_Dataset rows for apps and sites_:
+ + +

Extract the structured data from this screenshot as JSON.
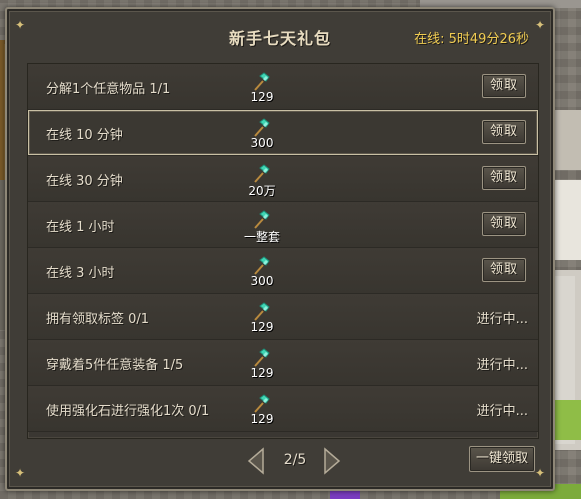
{
  "window": {
    "title": "新手七天礼包",
    "online_status": "在线: 5时49分26秒"
  },
  "colors": {
    "accent_gold": "#f0cc52",
    "reward_icon": "#3fd6b4"
  },
  "tasks": [
    {
      "label": "分解1个任意物品 1/1",
      "reward_icon": "diamond-hammer-icon",
      "reward_amount": "129",
      "action": "领取",
      "state": "claimable"
    },
    {
      "label": "在线 10 分钟",
      "reward_icon": "diamond-hammer-icon",
      "reward_amount": "300",
      "action": "领取",
      "state": "claimable"
    },
    {
      "label": "在线 30 分钟",
      "reward_icon": "diamond-hammer-icon",
      "reward_amount": "20万",
      "action": "领取",
      "state": "claimable"
    },
    {
      "label": "在线 1 小时",
      "reward_icon": "diamond-hammer-icon",
      "reward_amount": "一整套",
      "action": "领取",
      "state": "claimable"
    },
    {
      "label": "在线 3 小时",
      "reward_icon": "diamond-hammer-icon",
      "reward_amount": "300",
      "action": "领取",
      "state": "claimable"
    },
    {
      "label": "拥有领取标签 0/1",
      "reward_icon": "diamond-hammer-icon",
      "reward_amount": "129",
      "action": "进行中...",
      "state": "in_progress"
    },
    {
      "label": "穿戴着5件任意装备 1/5",
      "reward_icon": "diamond-hammer-icon",
      "reward_amount": "129",
      "action": "进行中...",
      "state": "in_progress"
    },
    {
      "label": "使用强化石进行强化1次 0/1",
      "reward_icon": "diamond-hammer-icon",
      "reward_amount": "129",
      "action": "进行中...",
      "state": "in_progress"
    }
  ],
  "selected_task": 1,
  "pagination": {
    "page": "2/5",
    "claim_all": "一键领取"
  }
}
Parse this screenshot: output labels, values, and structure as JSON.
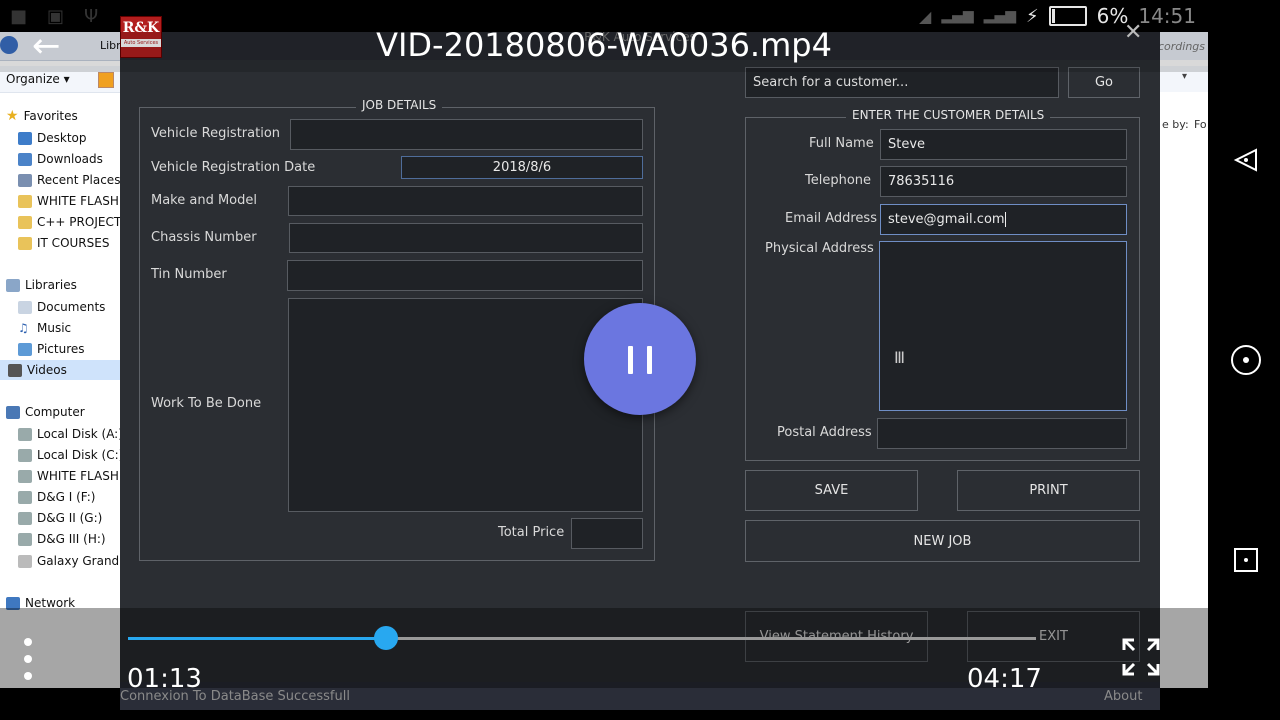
{
  "explorer": {
    "breadcrumb_fragment": "Libr",
    "organize_label": "Organize ▾",
    "favorites_label": "Favorites",
    "favorites": [
      "Desktop",
      "Downloads",
      "Recent Places",
      "WHITE FLASH (",
      "C++ PROJECTS",
      "IT COURSES"
    ],
    "libraries_label": "Libraries",
    "libraries": [
      "Documents",
      "Music",
      "Pictures",
      "Videos"
    ],
    "computer_label": "Computer",
    "drives": [
      "Local Disk (A:)",
      "Local Disk (C:)",
      "WHITE FLASH (",
      "D&G I (F:)",
      "D&G II (G:)",
      "D&G III (H:)",
      "Galaxy Grand P"
    ],
    "network_label": "Network",
    "right_fragment_recordings": "cordings",
    "right_fragment_sort": "e by:",
    "right_fragment_fo": "Fo"
  },
  "statusbar": {
    "battery": "6%",
    "time": "14:51"
  },
  "app": {
    "window_title": "R&K Auto Services",
    "logo_text": "R&K",
    "logo_caption": "Auto Services",
    "job_details": {
      "title": "JOB DETAILS",
      "vehicle_registration_label": "Vehicle Registration",
      "vehicle_registration_value": "",
      "registration_date_label": "Vehicle Registration Date",
      "registration_date_value": "2018/8/6",
      "make_model_label": "Make and Model",
      "make_model_value": "",
      "chassis_label": "Chassis Number",
      "chassis_value": "",
      "tin_label": "Tin Number",
      "tin_value": "",
      "work_label": "Work To Be Done",
      "work_value": "",
      "total_price_label": "Total Price",
      "total_price_value": ""
    },
    "search": {
      "placeholder": "Search for a customer...",
      "go_label": "Go"
    },
    "customer": {
      "title": "ENTER THE CUSTOMER DETAILS",
      "full_name_label": "Full Name",
      "full_name_value": "Steve",
      "telephone_label": "Telephone",
      "telephone_value": "78635116",
      "email_label": "Email Address",
      "email_value": "steve@gmail.com",
      "physical_label": "Physical Address",
      "physical_value": "",
      "postal_label": "Postal Address",
      "postal_value": ""
    },
    "buttons": {
      "save": "SAVE",
      "print": "PRINT",
      "new_job": "NEW JOB",
      "statement_history": "View Statement History",
      "exit": "EXIT"
    },
    "status_text": "Connexion To DataBase Successfull",
    "about_label": "About"
  },
  "player": {
    "title": "VID-20180806-WA0036.mp4",
    "current_time": "01:13",
    "total_time": "04:17",
    "progress_fraction": 0.284
  },
  "colors": {
    "accent_blue": "#28a8f0",
    "pause_button": "#6b76e0",
    "app_background": "#2b2e33"
  }
}
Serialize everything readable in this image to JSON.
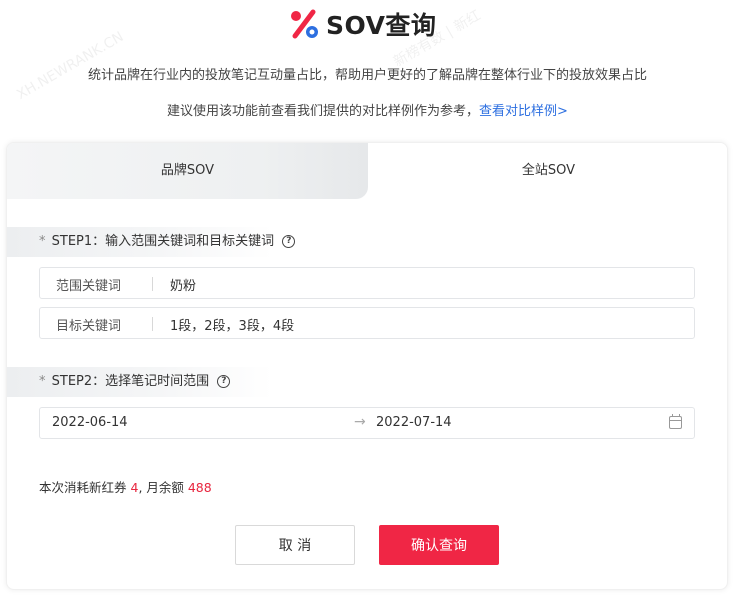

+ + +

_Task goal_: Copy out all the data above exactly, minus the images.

_Result for this task_:
Extract the structured data from this screenshot as JSON.
{
  "window": {
    "title": "新手七天礼包",
    "online_status": "在线: 5时49分26秒"
  },
  "colors": {
    "accent_gold": "#f0cc52",
    "reward_icon": "#3fd6b4"
  },
  "tasks": [
    {
      "label": "分解1个任意物品 1/1",
      "reward_icon": "diamond-hammer-icon",
      "reward_amount": "129",
      "action": "领取",
      "state": "claimable"
    },
    {
      "label": "在线 10 分钟",
      "reward_icon": "diamond-hammer-icon",
      "reward_amount": "300",
      "action": "领取",
      "state": "claimable"
    },
    {
      "label": "在线 30 分钟",
      "reward_icon": "diamond-hammer-icon",
      "reward_amount": "20万",
      "action": "领取",
      "state": "claimable"
    },
    {
      "label": "在线 1 小时",
      "reward_icon": "diamond-hammer-icon",
      "reward_amount": "一整套",
      "action": "领取",
      "state": "claimable"
    },
    {
      "label": "在线 3 小时",
      "reward_icon": "diamond-hammer-icon",
      "reward_amount": "300",
      "action": "领取",
      "state": "claimable"
    },
    {
      "label": "拥有领取标签 0/1",
      "reward_icon": "diamond-hammer-icon",
      "reward_amount": "129",
      "action": "进行中...",
      "state": "in_progress"
    },
    {
      "label": "穿戴着5件任意装备 1/5",
      "reward_icon": "diamond-hammer-icon",
      "reward_amount": "129",
      "action": "进行中...",
      "state": "in_progress"
    },
    {
      "label": "使用强化石进行强化1次 0/1",
      "reward_icon": "diamond-hammer-icon",
      "reward_amount": "129",
      "action": "进行中...",
      "state": "in_progress"
    }
  ],
  "selected_task": 1,
  "pagination": {
    "page": "2/5",
    "claim_all": "一键领取"
  }
}
Parse this screenshot: output labels, values, and structure as JSON.
{
  "explorer": {
    "breadcrumb_fragment": "Libr",
    "organize_label": "Organize ▾",
    "favorites_label": "Favorites",
    "favorites": [
      "Desktop",
      "Downloads",
      "Recent Places",
      "WHITE FLASH (",
      "C++ PROJECTS",
      "IT COURSES"
    ],
    "libraries_label": "Libraries",
    "libraries": [
      "Documents",
      "Music",
      "Pictures",
      "Videos"
    ],
    "computer_label": "Computer",
    "drives": [
      "Local Disk (A:)",
      "Local Disk (C:)",
      "WHITE FLASH (",
      "D&G I (F:)",
      "D&G II (G:)",
      "D&G III (H:)",
      "Galaxy Grand P"
    ],
    "network_label": "Network",
    "right_fragment_recordings": "cordings",
    "right_fragment_sort": "e by:",
    "right_fragment_fo": "Fo"
  },
  "statusbar": {
    "battery": "6%",
    "time": "14:51"
  },
  "app": {
    "window_title": "R&K Auto Services",
    "logo_text": "R&K",
    "logo_caption": "Auto Services",
    "job_details": {
      "title": "JOB DETAILS",
      "vehicle_registration_label": "Vehicle Registration",
      "vehicle_registration_value": "",
      "registration_date_label": "Vehicle Registration Date",
      "registration_date_value": "2018/8/6",
      "make_model_label": "Make and Model",
      "make_model_value": "",
      "chassis_label": "Chassis Number",
      "chassis_value": "",
      "tin_label": "Tin Number",
      "tin_value": "",
      "work_label": "Work To Be Done",
      "work_value": "",
      "total_price_label": "Total Price",
      "total_price_value": ""
    },
    "search": {
      "placeholder": "Search for a customer...",
      "go_label": "Go"
    },
    "customer": {
      "title": "ENTER THE CUSTOMER DETAILS",
      "full_name_label": "Full Name",
      "full_name_value": "Steve",
      "telephone_label": "Telephone",
      "telephone_value": "78635116",
      "email_label": "Email Address",
      "email_value": "steve@gmail.com",
      "physical_label": "Physical Address",
      "physical_value": "",
      "postal_label": "Postal Address",
      "postal_value": ""
    },
    "buttons": {
      "save": "SAVE",
      "print": "PRINT",
      "new_job": "NEW JOB",
      "statement_history": "View Statement History",
      "exit": "EXIT"
    },
    "status_text": "Connexion To DataBase Successfull",
    "about_label": "About"
  },
  "player": {
    "title": "VID-20180806-WA0036.mp4",
    "current_time": "01:13",
    "total_time": "04:17",
    "progress_fraction": 0.284
  },
  "colors": {
    "accent_blue": "#28a8f0",
    "pause_button": "#6b76e0",
    "app_background": "#2b2e33"
  }
}
Serialize everything readable in this image to JSON.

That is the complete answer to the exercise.